About this task
Please count the lines with the word "heading" in the material below, then state the number by itself.

Records to use
- - -

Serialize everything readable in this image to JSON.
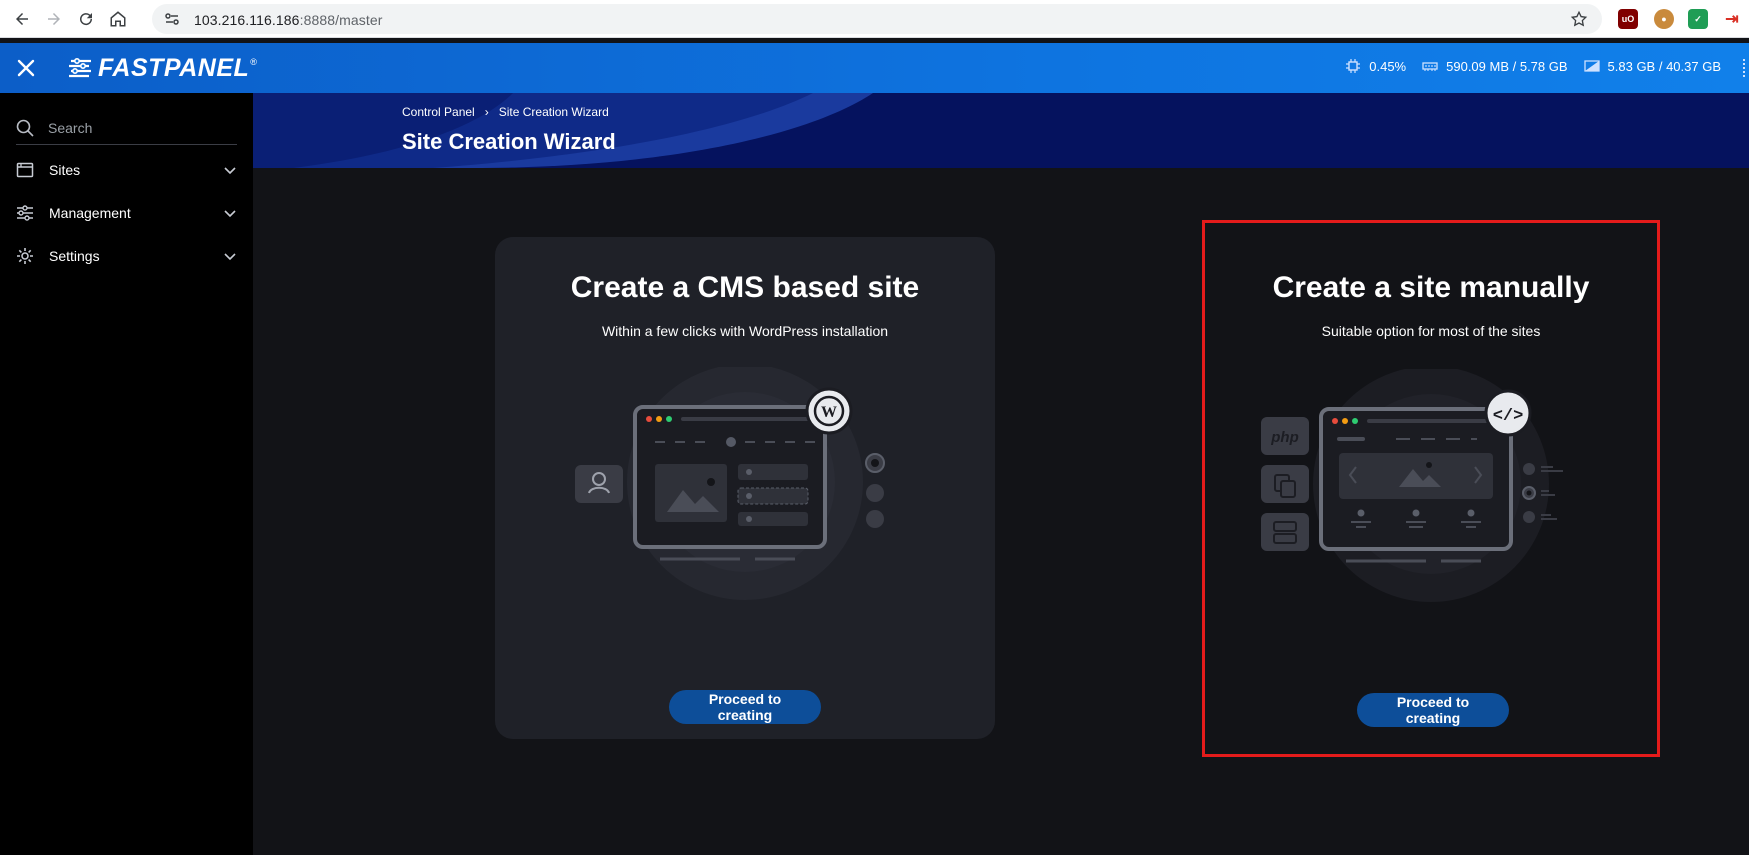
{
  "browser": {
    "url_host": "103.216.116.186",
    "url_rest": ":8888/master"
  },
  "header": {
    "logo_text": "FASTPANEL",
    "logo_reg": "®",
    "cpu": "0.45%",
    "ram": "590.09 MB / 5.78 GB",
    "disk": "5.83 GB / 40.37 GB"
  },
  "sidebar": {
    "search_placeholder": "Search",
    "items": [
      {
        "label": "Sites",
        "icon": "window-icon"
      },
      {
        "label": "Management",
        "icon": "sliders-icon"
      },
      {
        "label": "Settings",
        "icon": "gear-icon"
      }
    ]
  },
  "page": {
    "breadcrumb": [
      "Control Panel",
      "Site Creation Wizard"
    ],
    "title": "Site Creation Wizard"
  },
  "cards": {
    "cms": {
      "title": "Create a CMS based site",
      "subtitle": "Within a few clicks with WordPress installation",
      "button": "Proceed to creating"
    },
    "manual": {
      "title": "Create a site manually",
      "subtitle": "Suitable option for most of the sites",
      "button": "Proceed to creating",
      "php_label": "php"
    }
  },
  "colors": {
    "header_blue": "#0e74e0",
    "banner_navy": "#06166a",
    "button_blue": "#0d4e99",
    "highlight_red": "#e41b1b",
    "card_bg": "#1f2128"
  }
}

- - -

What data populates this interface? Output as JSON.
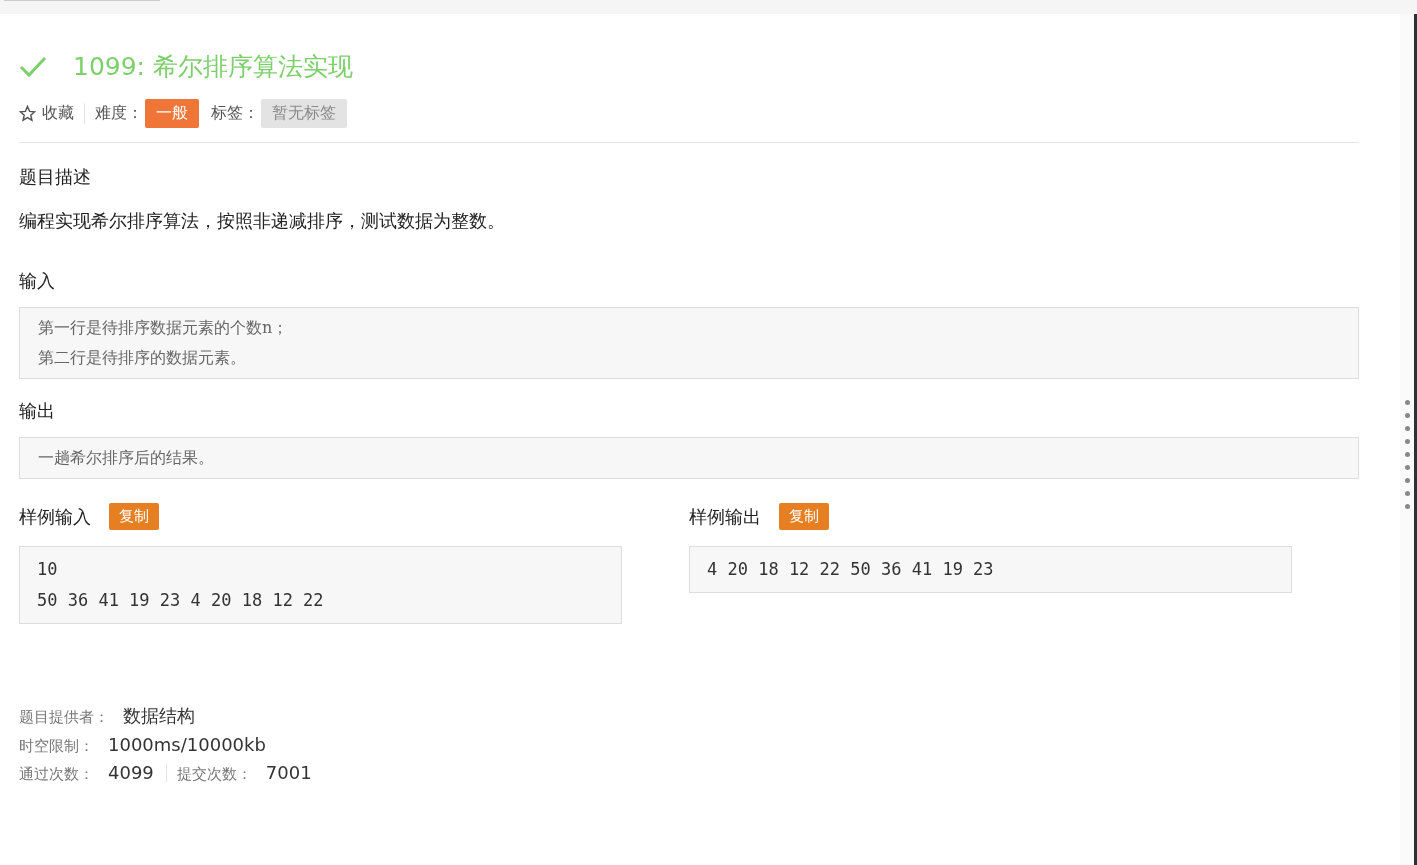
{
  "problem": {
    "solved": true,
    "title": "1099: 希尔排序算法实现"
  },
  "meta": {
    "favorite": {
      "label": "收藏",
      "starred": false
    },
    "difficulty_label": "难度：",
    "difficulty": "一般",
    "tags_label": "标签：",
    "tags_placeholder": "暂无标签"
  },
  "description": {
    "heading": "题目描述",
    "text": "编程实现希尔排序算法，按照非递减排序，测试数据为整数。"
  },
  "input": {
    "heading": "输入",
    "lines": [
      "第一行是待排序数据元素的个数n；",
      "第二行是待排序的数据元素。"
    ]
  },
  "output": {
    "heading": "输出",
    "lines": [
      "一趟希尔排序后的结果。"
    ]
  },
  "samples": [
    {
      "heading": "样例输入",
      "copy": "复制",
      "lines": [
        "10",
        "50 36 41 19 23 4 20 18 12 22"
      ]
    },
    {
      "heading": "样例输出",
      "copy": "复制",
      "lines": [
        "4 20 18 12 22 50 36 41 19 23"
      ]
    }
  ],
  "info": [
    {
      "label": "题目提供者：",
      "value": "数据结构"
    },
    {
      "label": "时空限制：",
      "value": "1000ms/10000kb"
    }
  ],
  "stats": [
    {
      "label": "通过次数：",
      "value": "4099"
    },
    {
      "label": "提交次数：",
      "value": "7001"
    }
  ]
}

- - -

Exercise answer
5